The trouble with being thought of as vaguely capable in the kitchen is that nobody ever wants to cook for you.
Dinner invitations are usually conditional upon bringing a course or two, and if not, the host spends the entire night apologising for the food. It’s not that I’m really all that good in the kitchen. I can get by – I just talk about food rather a lot and, as a result, seem to have acquired a bit of a reputation. To a certain extent, this even affects my very best beloved, who will reluctantly admit she can cook -technically- but refuses all accolades. I feel very much to blame. I’ve damaged the poor girl’s confidence by giving her some false impression that I actually know what I’m talking about when it comes to food (which is strange, because she treats all my other opinions as droning flights of fancy). The fact is, she’s an excellent cook and an outstanding baker. If only she believed it. I suppose, if I’m honest, I can be a wee bit territorial in the kitchen. I find it very hard to tolerate anyone else being in there with me when I’m trying to cook. It’s not a large space, and I tend to zip around with knives pointing outwards. Not exactly welcoming behaviour.
Anyway, what I’m getting at here is that those of us who are considered to have a degree of culinary prowess really deserve a lot of violin-accompanied pity. We almost always get stuck with the cooking, when sometimes – just occasionally – we like nothing better than having somebody else (irrespective of skill) to cook for us. Personally, I enjoy and appreciate any meal that somebody else has taken the time and trouble to cook (unless it contains tinned fish, in which case I will probably be very ungrateful and sulky indeed).
I’m very lucky in that when my best beloved plucks up the courage to cook, she does a great job. Last night she made her excellent chilli con carne (with the welcome addition of beer a la Helen’s recent recipe), and it was one of the nicest meals I’ve eaten in weeks – yes because she’s a good cook, but also because she made it for me. I don’t mean in the sense of it being some great romantic gesture – let’s face it, the girl’s gotta eat whether I’m there or not; for me it’s about being able to sit back and enjoy the smell s and anticipation of a great meal in the making. Even the clatter of pots and pans is soothing to me when I’m not the percussionist. Yes, you can get all this at a restaurant, but they’re doing it for dosh, under a degree of duress which means that no matter how good the food, it’s ultimately an impersonal experience.
Likewise, even though I have at my disposal a veritable cornucopia of excellent pastries and brioche from local cafes, all pale in comparison beside her home-made mandarin syrup cake, or better still her afghans .

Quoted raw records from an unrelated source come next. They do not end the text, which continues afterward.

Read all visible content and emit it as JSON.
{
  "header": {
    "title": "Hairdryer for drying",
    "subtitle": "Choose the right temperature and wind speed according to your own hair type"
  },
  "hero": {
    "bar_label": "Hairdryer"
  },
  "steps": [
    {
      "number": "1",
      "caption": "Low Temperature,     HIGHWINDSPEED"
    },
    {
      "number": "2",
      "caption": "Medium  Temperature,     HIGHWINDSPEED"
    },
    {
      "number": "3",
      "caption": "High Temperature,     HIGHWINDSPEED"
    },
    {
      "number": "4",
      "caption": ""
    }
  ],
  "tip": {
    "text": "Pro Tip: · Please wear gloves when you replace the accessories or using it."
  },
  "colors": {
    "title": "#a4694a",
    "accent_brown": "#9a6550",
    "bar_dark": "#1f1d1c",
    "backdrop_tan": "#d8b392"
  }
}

Yes, to me – as someone who thinks and talks about food a great deal- too much really- and cooks most nights – the very best meal is always the one cooked by somebody else.